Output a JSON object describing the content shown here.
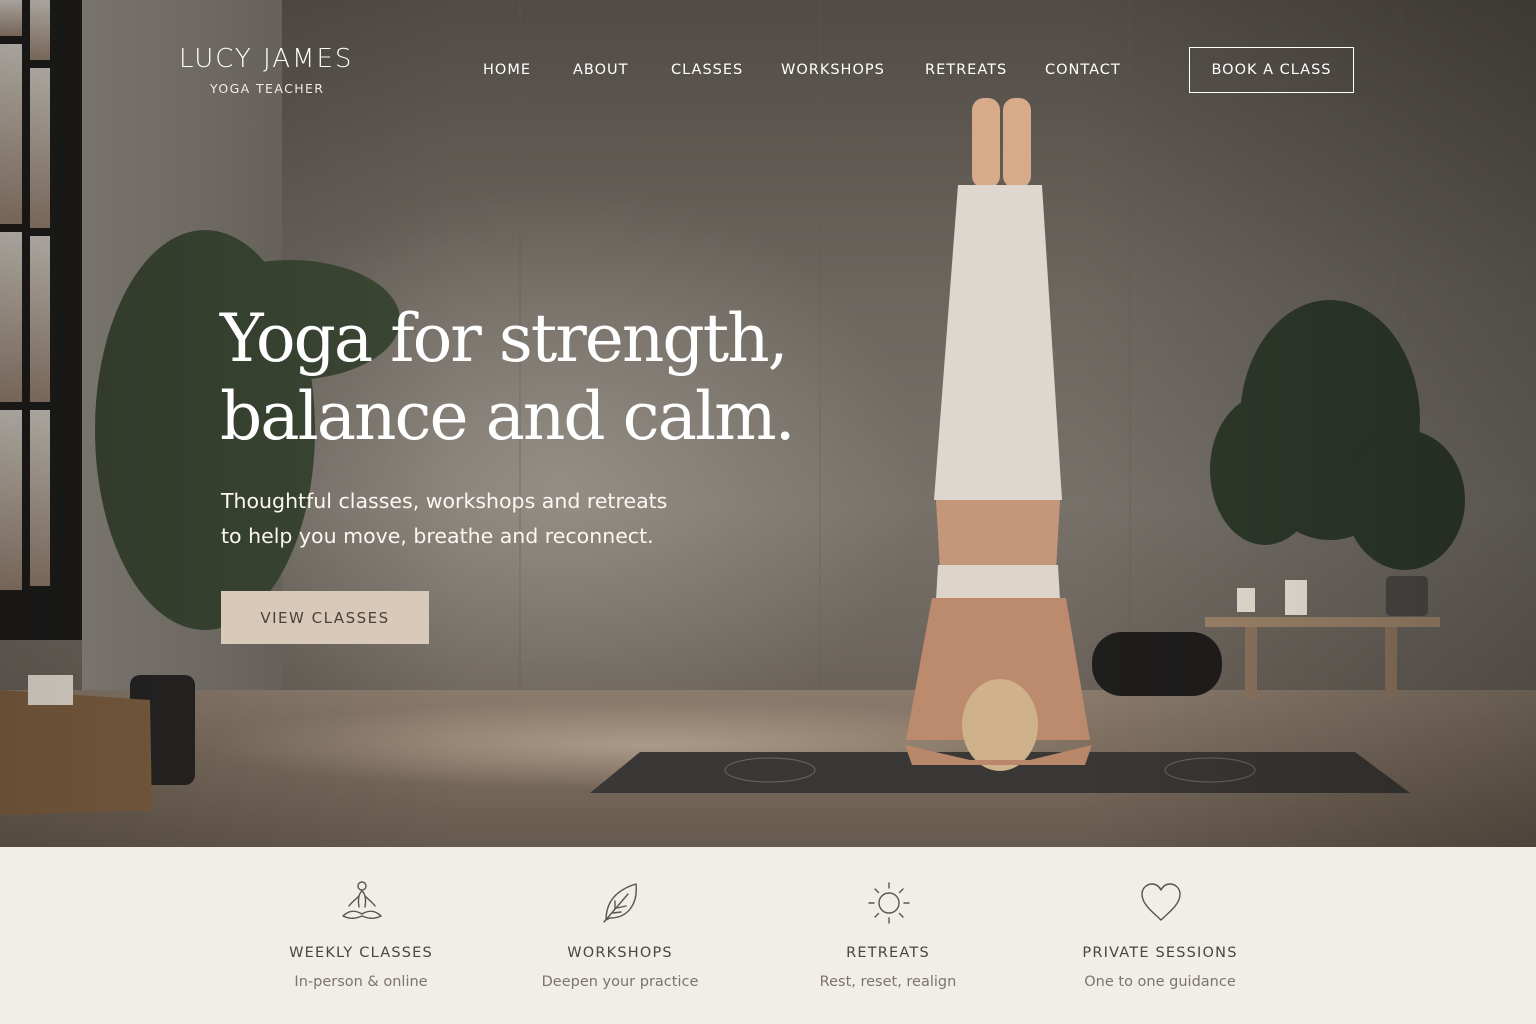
{
  "brand": {
    "name": "LUCY JAMES",
    "tagline": "YOGA TEACHER"
  },
  "nav": {
    "items": [
      {
        "label": "HOME"
      },
      {
        "label": "ABOUT"
      },
      {
        "label": "CLASSES"
      },
      {
        "label": "WORKSHOPS"
      },
      {
        "label": "RETREATS"
      },
      {
        "label": "CONTACT"
      }
    ],
    "cta_label": "BOOK A CLASS"
  },
  "hero": {
    "headline_line1": "Yoga for strength,",
    "headline_line2": "balance and calm.",
    "subtext_line1": "Thoughtful classes, workshops and retreats",
    "subtext_line2": "to help you move, breathe and reconnect.",
    "cta_label": "VIEW CLASSES"
  },
  "features": [
    {
      "icon": "meditation-icon",
      "title": "WEEKLY CLASSES",
      "subtitle": "In-person & online"
    },
    {
      "icon": "leaf-icon",
      "title": "WORKSHOPS",
      "subtitle": "Deepen your practice"
    },
    {
      "icon": "sun-icon",
      "title": "RETREATS",
      "subtitle": "Rest, reset, realign"
    },
    {
      "icon": "heart-icon",
      "title": "PRIVATE SESSIONS",
      "subtitle": "One to one guidance"
    }
  ],
  "colors": {
    "cta_background": "#d8c9b9",
    "features_background": "#f1ede7",
    "text_dark": "#4b4541"
  }
}
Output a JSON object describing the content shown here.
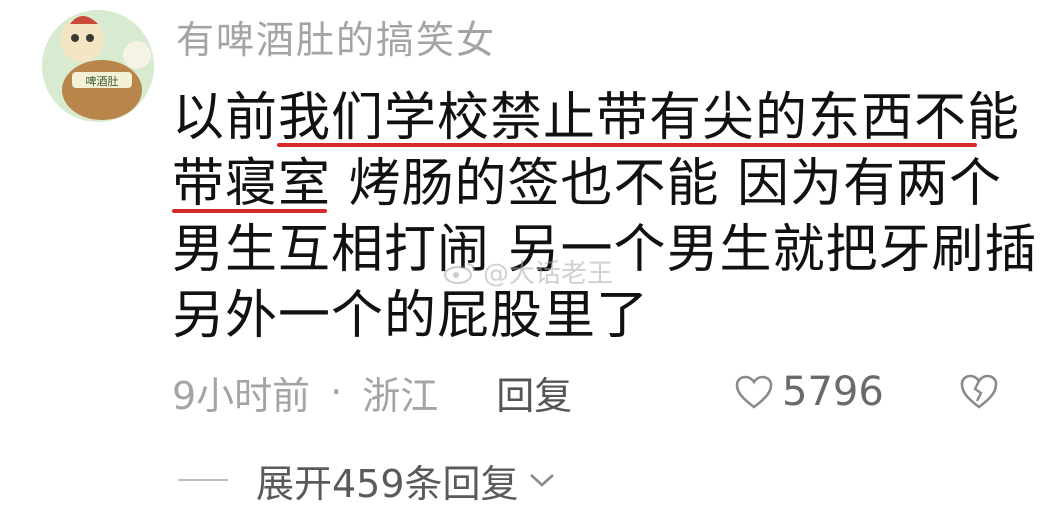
{
  "comment": {
    "username": "有啤酒肚的搞笑女",
    "avatar_text": "啤酒肚",
    "lines": [
      "以前我们学校禁止带有尖的东西不能",
      "带寝室  烤肠的签也不能 因为有两个",
      "男生互相打闹 另一个男生就把牙刷插",
      "另外一个的屁股里了"
    ],
    "time": "9小时前",
    "separator": "·",
    "location": "浙江",
    "reply_label": "回复",
    "like_count": "5796",
    "expand_label": "展开459条回复",
    "underline_color": "#d62a2a"
  },
  "watermark": {
    "text": "@大话老王"
  },
  "icons": {
    "like": "heart-outline-icon",
    "dislike": "broken-heart-icon",
    "expand": "chevron-down-icon",
    "watermark": "weibo-logo-icon"
  }
}
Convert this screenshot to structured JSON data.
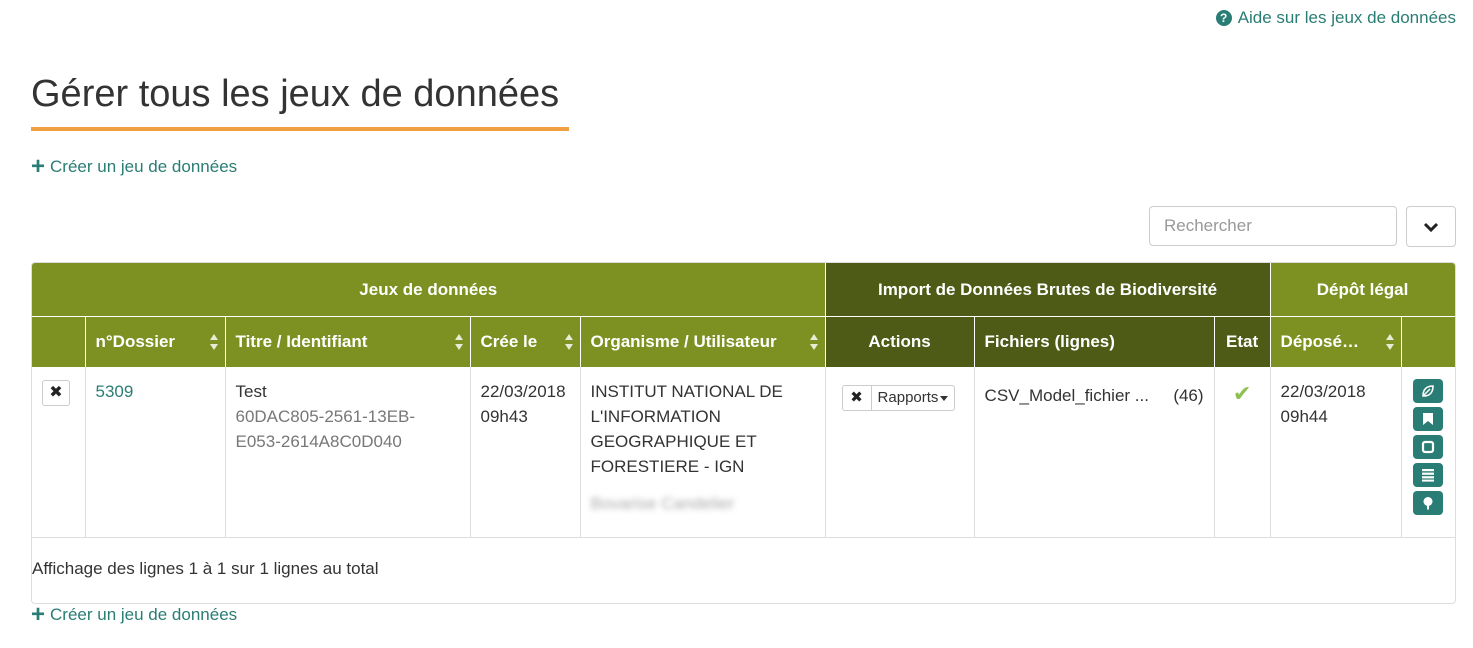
{
  "header": {
    "help_link": "Aide sur les jeux de données",
    "title": "Gérer tous les jeux de données",
    "create_link": "Créer un jeu de données"
  },
  "search": {
    "placeholder": "Rechercher"
  },
  "table": {
    "group_headers": [
      "Jeux de données",
      "Import de Données Brutes de Biodiversité",
      "Dépôt légal"
    ],
    "columns": [
      "n°Dossier",
      "Titre / Identifiant",
      "Crée le",
      "Organisme / Utilisateur",
      "Actions",
      "Fichiers (lignes)",
      "Etat",
      "Déposé…"
    ],
    "rows": [
      {
        "dossier": "5309",
        "title": "Test",
        "identifier_line1": "60DAC805-2561-13EB-",
        "identifier_line2": "E053-2614A8C0D040",
        "created_date": "22/03/2018",
        "created_time": "09h43",
        "organisme": "INSTITUT NATIONAL DE L'INFORMATION GEOGRAPHIQUE ET FORESTIERE - IGN",
        "utilisateur": "Bovarise Candelier",
        "actions_menu": "Rapports",
        "file_name": "CSV_Model_fichier ...",
        "file_lines": "(46)",
        "etat_icon": "check-icon",
        "deposit_date": "22/03/2018",
        "deposit_time": "09h44"
      }
    ]
  },
  "footer": {
    "pagination": "Affichage des lignes 1 à 1 sur 1 lignes au total",
    "create_link": "Créer un jeu de données"
  },
  "colors": {
    "accent": "#2a7d74",
    "olive": "#7d9123",
    "dark_olive": "#4d5b16",
    "underline": "#f0a040",
    "check": "#8cc152"
  }
}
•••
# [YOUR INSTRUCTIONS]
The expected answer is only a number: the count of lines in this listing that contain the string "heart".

# [RESPONSE TO THIS EXERCISE]
3